The conversation cards are a source of inspiration for conversations that could be led by a parent (or a professional therapist) and a person with ASD. The parent uses a conversation card to come up with a topic, which typically express strong emotions, such as the joy of Christmas will probably lead to happy emotions. The person with ASD is then quizzed via the app which emotion is currently being expressed.
The aim of the holder is to enable a more unconstrained conversation flow. It is placed on the center of the table and is able to hold a smartphone in different desired positions, due to its flexible mechanism. The screen of the smartphone faces towards the person with ASD. A mirror enables the camera of the smartphone to be pointing at the face of the person with whom the conversation is taking place, while the smartphone is placed in an unobtrusive fashion, not disturbing the conversation flow. On top of that, the holder is also designed as the packaging of the product.
The digital application is divided into two main parts, which can be accessed via the main menu: the detection mode and the quiz mode. The detection mode simply shows the image the camera is currently capturing and displays the recognized emotion underneath, given that there is currently a face in the field of view as well as that this faces expresses an emotion at least to some degree.
The user can open a detail-view, which further describes the recognized emotion and provides other examples of this emotion. These examples are especially relevant as they provide reference for the user so she can better transfer the obtained knowledge.

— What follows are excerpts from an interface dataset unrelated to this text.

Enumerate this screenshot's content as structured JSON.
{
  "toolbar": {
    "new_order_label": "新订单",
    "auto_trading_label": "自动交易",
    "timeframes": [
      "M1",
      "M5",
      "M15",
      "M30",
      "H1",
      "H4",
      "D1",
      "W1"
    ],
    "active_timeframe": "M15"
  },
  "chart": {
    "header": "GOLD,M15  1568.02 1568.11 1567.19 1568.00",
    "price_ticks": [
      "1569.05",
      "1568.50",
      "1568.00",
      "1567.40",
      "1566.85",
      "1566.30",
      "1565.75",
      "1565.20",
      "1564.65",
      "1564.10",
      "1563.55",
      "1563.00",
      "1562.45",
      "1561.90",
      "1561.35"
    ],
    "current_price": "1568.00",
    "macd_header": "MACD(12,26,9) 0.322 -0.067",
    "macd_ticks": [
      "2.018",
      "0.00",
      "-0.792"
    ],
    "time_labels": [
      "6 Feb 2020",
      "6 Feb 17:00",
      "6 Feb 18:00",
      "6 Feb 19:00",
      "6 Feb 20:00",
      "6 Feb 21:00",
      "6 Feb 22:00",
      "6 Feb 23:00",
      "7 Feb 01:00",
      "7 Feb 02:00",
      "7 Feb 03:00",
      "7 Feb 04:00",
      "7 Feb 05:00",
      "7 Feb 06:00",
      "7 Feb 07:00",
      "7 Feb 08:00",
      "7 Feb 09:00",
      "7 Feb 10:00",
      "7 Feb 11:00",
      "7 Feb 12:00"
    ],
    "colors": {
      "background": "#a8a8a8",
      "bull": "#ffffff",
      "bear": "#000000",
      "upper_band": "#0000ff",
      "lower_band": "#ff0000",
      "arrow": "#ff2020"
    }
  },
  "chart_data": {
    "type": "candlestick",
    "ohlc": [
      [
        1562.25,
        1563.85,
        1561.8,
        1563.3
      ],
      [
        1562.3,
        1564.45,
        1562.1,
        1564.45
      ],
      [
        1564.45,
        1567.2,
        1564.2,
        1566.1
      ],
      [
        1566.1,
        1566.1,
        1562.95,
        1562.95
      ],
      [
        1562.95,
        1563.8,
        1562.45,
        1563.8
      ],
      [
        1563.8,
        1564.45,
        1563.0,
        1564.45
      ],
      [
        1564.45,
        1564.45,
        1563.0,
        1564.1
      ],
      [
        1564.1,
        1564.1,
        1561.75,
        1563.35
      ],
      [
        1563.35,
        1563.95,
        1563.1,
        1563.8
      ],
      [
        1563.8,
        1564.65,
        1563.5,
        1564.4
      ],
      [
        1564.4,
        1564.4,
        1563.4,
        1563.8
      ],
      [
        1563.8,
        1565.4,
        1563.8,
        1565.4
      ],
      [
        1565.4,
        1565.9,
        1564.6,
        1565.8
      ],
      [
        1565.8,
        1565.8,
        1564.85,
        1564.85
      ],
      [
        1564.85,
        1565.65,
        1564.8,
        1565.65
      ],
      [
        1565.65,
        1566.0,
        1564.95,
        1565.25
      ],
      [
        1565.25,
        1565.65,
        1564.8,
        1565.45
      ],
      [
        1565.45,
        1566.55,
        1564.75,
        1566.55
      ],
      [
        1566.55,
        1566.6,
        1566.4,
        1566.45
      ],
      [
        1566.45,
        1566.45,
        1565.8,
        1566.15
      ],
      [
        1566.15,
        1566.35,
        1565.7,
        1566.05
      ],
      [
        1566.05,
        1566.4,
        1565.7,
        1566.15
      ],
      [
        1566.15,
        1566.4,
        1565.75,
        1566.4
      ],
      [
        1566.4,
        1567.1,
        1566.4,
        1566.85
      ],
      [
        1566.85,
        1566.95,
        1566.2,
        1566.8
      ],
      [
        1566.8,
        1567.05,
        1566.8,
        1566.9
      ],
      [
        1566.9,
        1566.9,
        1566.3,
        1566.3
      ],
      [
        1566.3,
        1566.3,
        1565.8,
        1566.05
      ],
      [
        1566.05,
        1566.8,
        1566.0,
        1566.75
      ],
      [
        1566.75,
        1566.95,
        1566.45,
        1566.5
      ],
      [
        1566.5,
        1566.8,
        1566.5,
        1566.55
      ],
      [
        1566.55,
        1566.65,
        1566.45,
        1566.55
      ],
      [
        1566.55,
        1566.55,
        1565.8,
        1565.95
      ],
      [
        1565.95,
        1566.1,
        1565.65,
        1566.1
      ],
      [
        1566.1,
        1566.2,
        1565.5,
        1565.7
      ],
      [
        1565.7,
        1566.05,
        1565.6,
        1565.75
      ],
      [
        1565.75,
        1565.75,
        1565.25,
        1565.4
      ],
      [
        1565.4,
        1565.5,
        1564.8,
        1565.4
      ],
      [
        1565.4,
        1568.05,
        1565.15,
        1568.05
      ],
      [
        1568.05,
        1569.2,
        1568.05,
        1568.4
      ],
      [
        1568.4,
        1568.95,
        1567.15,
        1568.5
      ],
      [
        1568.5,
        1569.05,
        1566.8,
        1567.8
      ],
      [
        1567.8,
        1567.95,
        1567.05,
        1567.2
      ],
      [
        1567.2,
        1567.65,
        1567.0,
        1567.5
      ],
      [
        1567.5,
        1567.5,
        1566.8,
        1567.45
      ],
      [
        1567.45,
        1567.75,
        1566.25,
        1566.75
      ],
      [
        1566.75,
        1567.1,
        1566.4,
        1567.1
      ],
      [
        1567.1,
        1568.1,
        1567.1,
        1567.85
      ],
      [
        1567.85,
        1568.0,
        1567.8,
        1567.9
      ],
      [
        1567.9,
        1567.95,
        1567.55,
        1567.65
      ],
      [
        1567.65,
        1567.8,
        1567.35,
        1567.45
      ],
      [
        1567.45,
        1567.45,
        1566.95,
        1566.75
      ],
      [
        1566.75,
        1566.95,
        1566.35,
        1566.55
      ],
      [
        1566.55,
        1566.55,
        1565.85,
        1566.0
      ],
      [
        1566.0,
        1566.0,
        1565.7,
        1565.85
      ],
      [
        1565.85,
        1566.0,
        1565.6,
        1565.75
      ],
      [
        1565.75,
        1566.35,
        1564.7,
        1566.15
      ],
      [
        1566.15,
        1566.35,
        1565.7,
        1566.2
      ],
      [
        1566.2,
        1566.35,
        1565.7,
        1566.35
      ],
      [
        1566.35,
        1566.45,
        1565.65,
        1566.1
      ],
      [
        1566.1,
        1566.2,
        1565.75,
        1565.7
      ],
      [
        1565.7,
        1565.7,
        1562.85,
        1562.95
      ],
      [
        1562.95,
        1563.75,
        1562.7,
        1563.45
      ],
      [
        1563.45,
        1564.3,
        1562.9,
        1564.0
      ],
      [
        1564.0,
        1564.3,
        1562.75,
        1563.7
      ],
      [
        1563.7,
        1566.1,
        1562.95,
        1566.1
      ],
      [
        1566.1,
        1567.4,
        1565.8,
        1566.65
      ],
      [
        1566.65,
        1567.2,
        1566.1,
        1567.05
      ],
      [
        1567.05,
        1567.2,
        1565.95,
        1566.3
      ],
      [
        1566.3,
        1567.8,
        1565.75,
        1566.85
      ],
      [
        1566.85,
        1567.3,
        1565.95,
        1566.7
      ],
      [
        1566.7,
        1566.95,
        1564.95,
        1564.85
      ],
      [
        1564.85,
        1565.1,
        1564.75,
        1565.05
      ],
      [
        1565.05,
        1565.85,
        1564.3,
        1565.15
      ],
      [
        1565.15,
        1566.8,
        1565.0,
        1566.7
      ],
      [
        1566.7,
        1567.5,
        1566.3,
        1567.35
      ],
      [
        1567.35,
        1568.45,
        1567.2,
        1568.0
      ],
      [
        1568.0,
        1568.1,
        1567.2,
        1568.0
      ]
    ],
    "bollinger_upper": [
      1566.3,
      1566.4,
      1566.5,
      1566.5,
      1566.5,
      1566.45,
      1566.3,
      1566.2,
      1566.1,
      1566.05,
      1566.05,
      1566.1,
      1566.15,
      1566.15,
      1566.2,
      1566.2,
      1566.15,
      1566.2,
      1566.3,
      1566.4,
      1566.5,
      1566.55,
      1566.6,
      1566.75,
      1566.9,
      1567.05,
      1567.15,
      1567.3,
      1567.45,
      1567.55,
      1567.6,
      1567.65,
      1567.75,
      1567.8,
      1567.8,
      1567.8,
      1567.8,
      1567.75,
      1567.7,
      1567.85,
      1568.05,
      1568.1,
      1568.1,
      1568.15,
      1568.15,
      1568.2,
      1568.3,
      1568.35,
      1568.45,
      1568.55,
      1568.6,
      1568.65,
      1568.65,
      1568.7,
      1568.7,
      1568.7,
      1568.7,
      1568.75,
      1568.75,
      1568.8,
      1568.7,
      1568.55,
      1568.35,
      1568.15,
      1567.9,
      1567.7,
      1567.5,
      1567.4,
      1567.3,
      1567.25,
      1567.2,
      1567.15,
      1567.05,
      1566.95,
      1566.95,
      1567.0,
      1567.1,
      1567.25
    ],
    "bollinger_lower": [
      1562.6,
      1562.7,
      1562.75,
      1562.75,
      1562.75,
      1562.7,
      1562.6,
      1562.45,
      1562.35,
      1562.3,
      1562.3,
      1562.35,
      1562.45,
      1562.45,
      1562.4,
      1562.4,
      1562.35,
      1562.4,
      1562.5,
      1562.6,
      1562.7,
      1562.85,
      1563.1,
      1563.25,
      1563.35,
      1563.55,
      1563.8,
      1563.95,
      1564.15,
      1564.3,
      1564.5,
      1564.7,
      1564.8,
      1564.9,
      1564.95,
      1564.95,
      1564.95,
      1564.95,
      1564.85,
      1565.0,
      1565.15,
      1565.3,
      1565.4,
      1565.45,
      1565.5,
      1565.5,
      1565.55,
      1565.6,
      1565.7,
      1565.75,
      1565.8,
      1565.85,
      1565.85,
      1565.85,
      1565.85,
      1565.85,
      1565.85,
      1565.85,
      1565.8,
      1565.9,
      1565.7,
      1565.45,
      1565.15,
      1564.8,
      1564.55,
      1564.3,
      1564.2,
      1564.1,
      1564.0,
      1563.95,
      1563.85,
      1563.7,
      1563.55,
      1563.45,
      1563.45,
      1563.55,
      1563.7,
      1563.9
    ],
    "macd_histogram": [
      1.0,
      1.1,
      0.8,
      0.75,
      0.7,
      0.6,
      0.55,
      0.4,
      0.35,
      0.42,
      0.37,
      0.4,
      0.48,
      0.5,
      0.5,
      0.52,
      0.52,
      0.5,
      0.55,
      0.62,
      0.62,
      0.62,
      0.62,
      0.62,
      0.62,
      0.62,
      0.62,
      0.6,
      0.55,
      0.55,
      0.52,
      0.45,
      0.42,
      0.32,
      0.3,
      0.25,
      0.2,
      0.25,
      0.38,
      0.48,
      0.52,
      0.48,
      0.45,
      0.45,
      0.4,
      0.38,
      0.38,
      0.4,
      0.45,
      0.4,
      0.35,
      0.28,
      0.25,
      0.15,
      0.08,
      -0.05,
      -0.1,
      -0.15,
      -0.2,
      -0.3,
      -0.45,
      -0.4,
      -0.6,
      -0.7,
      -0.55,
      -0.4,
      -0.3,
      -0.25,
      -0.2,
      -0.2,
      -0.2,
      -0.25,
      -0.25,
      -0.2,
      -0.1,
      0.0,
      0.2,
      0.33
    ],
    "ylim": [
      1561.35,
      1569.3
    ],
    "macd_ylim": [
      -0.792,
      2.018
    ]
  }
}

The quiz mode observes the conversation quietly in the background, without showing the currently recognized emotion. If it detects a very strong expression of an emotion, the user is asked which emotion this just was. She can choose from a number of possibilities and is granted immediate feedback on wether this was the same emotion that the application recognized.
The application was prototyped using Unity and the emotion recognition framework Affectiva, which was developed as a startup at MIT Media Lab in 2009.
The current state of the application only provides some basic functionality, which could be further extended in the future. Here are some of our core ideas:
Custom Database: The user does not have to rely on the sample images of each emotion that we provide. She can save and tag situations in which the emotions were somehow memorable and can thereby extend the database to further improve her abilities.
Double Check: Currently, the user receives immediate feedback when answering in the quiz mode. Perhaps a double check could lead to better learning results. This could also be linked to the custom database, perhaps showing her images from the custom database which she has already correctly recognized in the past as a reference for the current situation.
Digital Assistant: Basically, the idea behind the application must not be limited to a smartphone. The assistance and training could very well also be implemented on other devices, such as wearables. If we consider advancements in deep learning, it is also very well imaginable, that in the future the assistance could not only help recognizing emotions, but also help in situations of emotional instability and so on. This basically leads to the second strategy, which was described earlier: the vision 2030 approach.
In conclusion, this project was extremely inspiring for us, as we had the opportunity to help real people in their everyday life, which is an extremely rewarding task. We want to thank all staff of the Paulinenpflege Winnenden, especially Tabea König and Mrs. Fischer-Beutel. We also want to thank Prof. Benedikt Groß, Prof. Julia Kühne and Dr. Eileen Mandir for supervising and enabling this project in the first place.